Some people might say that any 2 year violin student could play like Lindsey Stirling, but they are most likely idiots. Bowed string instruments take a lot of work. My violinist partner says that it can take a couple of years just to get exactly the right angle and position for the right hand holding the bow.

I have had a number of adult students over the years and while what they can achieve is curtailed somewhat by not starting young, still, they seemed very happy with what they were able to achieve!

Christine Lacroix said...

I like your analogy about the stained glass window vs clear glass. It must be a devilishly difficult goal to reach. Just look at our handwriting. We all learned the same strokes in school but no two people write the same way. As a child I tried desperately to change my handwriting. Never succeeded and it's still basically the same. Is that a bad analogy?

Bryan Townsend said...

People may wonder what classical musicians are doing during those ten or so years it takes to "master" (not that you ever really do) an instrument. Part of the answer is training yourself to read and understand musical scores with the goal of making them come alive in the most transparent way possible. I am avoiding using the word "intention" as it is problematic, but what we are trying to do is see the musical meaning inherent in the score and make it come alive for the audience. This involves historical, theoretical and aesthetic understanding.

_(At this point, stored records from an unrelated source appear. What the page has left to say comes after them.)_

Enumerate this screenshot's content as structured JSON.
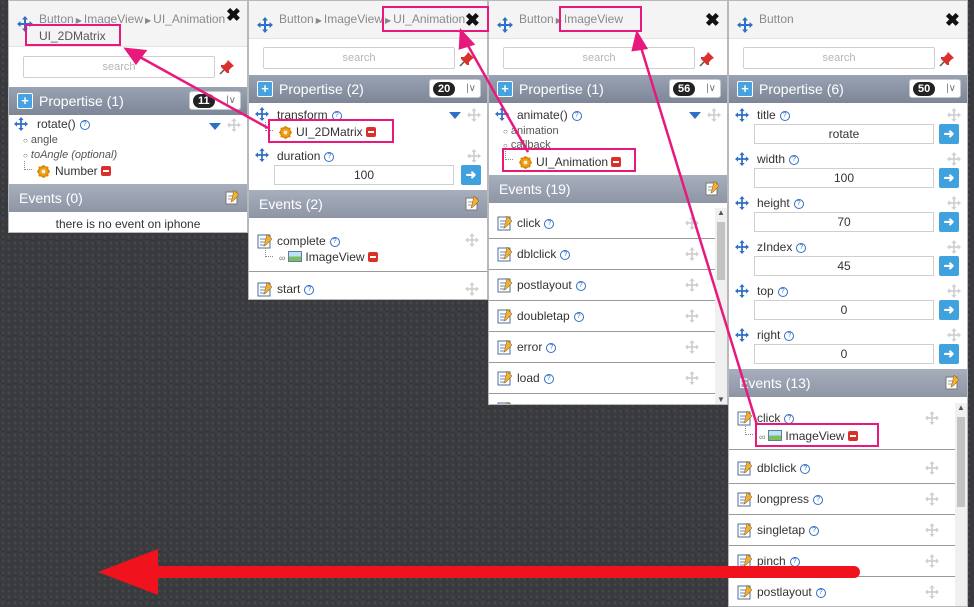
{
  "panel1": {
    "breadcrumb": [
      "Button",
      "ImageView",
      "UI_Animation"
    ],
    "title": "UI_2DMatrix",
    "search_placeholder": "search",
    "props_label": "Propertise (1)",
    "count": "11",
    "method": "rotate()",
    "arg1": "angle",
    "arg2": "toAngle (optional)",
    "arg3": "Number",
    "events_label": "Events (0)",
    "empty_text": "there is no event on iphone"
  },
  "panel2": {
    "breadcrumb": [
      "Button",
      "ImageView"
    ],
    "crumb_current": "UI_Animation",
    "search_placeholder": "search",
    "props_label": "Propertise (2)",
    "count": "20",
    "prop1": "transform",
    "prop1_child": "UI_2DMatrix",
    "prop2": "duration",
    "prop2_value": "100",
    "events_label": "Events (2)",
    "ev1": "complete",
    "ev1_child": "ImageView",
    "ev2": "start"
  },
  "panel3": {
    "breadcrumb": [
      "Button"
    ],
    "crumb_current": "ImageView",
    "search_placeholder": "search",
    "props_label": "Propertise (1)",
    "count": "56",
    "method": "animate()",
    "arg1": "animation",
    "arg2": "callback",
    "arg_child": "UI_Animation",
    "events_label": "Events (19)",
    "events": [
      "click",
      "dblclick",
      "postlayout",
      "doubletap",
      "error",
      "load"
    ]
  },
  "panel4": {
    "breadcrumb": "Button",
    "search_placeholder": "search",
    "props_label": "Propertise (6)",
    "count": "50",
    "props": [
      {
        "name": "title",
        "value": "rotate"
      },
      {
        "name": "width",
        "value": "100"
      },
      {
        "name": "height",
        "value": "70"
      },
      {
        "name": "zIndex",
        "value": "45"
      },
      {
        "name": "top",
        "value": "0"
      },
      {
        "name": "right",
        "value": "0"
      }
    ],
    "events_label": "Events (13)",
    "ev_click": "click",
    "ev_click_child": "ImageView",
    "events": [
      "dblclick",
      "longpress",
      "singletap",
      "pinch",
      "postlayout"
    ]
  },
  "colors": {
    "highlight": "#e8197d",
    "arrow": "#f0121c",
    "section": "#8a93a4",
    "go_button": "#3fa2dd"
  },
  "icons": [
    "move-icon",
    "close-icon",
    "search-icon",
    "pin-icon",
    "plus-icon",
    "help-icon",
    "gear-icon",
    "remove-icon",
    "image-icon",
    "link-icon",
    "note-icon",
    "event-icon",
    "go-arrow-icon",
    "chevron-down-icon"
  ]
}
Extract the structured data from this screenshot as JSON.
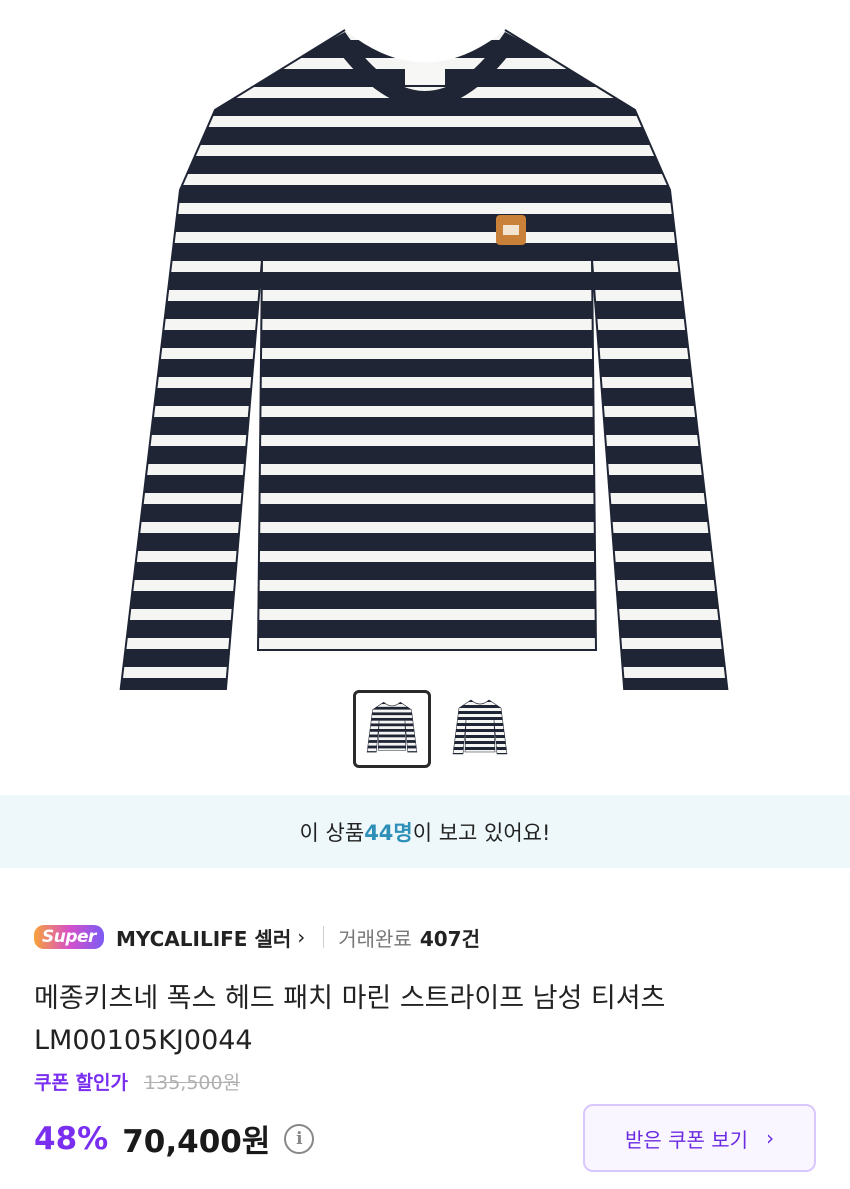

Handwriting is a somewhat oblique analogy, but perhaps a related one might be what Medieval monks did with manuscripts: they copied them as accurately as possible, though sometimes doing nifty illuminations.